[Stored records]
◆ ◆ ◆ ◆ ◆ ◆ ◆

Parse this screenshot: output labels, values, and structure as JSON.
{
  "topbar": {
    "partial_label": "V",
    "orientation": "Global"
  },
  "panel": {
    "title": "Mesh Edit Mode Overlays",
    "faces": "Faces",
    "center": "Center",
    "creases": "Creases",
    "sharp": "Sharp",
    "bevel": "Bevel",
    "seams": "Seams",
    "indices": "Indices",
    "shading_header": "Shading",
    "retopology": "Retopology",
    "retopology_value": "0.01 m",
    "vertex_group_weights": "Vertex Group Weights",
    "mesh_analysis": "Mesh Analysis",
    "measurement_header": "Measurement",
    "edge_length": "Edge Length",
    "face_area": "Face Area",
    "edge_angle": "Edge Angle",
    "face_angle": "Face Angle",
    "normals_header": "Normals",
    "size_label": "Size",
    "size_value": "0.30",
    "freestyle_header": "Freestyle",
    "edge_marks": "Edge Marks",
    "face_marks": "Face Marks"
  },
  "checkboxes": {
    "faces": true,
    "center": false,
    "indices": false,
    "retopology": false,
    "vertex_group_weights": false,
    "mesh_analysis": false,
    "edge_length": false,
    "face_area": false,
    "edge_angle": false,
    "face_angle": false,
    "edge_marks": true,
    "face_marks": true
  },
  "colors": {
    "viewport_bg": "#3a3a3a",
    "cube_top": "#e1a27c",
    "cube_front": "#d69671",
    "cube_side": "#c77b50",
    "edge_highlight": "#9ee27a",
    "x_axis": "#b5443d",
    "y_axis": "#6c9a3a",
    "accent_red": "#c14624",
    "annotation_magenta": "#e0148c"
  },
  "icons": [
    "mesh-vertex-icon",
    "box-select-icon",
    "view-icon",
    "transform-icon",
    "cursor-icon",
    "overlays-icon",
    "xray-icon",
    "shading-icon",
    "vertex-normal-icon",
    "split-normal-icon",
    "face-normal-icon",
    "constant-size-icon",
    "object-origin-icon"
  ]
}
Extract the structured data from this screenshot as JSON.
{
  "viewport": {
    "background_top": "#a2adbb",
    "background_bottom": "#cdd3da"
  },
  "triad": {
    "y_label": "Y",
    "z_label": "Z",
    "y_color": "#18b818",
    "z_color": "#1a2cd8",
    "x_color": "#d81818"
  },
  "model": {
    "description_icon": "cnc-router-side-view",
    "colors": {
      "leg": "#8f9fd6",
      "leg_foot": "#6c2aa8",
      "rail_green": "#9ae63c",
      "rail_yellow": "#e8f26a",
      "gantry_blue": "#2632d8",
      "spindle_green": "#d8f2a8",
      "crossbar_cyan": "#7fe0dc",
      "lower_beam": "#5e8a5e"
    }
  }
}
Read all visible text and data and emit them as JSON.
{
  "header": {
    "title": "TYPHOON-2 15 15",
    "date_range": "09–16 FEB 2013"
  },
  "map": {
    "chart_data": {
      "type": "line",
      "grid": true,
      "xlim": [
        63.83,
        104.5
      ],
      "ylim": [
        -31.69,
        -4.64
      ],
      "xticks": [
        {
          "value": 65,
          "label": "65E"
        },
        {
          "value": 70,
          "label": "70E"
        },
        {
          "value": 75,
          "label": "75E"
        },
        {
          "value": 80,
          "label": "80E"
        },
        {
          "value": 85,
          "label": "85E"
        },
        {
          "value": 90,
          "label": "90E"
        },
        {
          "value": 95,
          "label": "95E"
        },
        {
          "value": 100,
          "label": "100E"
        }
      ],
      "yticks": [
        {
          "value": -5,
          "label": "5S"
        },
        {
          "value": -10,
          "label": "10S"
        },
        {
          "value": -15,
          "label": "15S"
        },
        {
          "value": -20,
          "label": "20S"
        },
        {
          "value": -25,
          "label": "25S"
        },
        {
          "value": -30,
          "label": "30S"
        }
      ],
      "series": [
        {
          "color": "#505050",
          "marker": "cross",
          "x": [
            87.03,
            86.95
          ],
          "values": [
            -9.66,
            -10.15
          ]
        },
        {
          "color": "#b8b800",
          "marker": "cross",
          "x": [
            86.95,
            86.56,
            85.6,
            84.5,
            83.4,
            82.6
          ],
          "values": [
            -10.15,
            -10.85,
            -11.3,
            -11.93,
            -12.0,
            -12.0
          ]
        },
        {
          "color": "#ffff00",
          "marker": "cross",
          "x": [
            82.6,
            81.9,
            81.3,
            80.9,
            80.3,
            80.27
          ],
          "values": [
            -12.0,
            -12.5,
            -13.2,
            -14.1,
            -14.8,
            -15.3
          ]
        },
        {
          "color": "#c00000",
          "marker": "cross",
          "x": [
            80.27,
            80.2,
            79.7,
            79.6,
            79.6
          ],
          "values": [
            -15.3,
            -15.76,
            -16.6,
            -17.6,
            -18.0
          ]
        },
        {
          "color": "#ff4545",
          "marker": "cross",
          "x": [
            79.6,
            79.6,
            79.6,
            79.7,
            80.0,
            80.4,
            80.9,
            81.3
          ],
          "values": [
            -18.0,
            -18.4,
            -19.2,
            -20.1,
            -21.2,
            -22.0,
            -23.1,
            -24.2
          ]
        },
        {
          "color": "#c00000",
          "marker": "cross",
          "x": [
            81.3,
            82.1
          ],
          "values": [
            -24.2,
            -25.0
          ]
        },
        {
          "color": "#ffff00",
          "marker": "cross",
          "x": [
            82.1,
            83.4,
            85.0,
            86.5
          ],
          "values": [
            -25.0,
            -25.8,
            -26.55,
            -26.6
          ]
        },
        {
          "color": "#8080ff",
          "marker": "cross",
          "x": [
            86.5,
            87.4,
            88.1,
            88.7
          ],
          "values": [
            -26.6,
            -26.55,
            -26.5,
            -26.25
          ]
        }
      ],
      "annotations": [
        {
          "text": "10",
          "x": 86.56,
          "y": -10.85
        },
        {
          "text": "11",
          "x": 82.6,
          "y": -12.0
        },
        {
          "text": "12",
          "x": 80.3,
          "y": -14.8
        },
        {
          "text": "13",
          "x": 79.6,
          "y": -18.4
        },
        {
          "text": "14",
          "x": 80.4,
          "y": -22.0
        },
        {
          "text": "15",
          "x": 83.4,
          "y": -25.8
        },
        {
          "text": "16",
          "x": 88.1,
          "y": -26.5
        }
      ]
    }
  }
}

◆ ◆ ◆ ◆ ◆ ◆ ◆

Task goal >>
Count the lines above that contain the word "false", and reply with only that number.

Expected output >>
9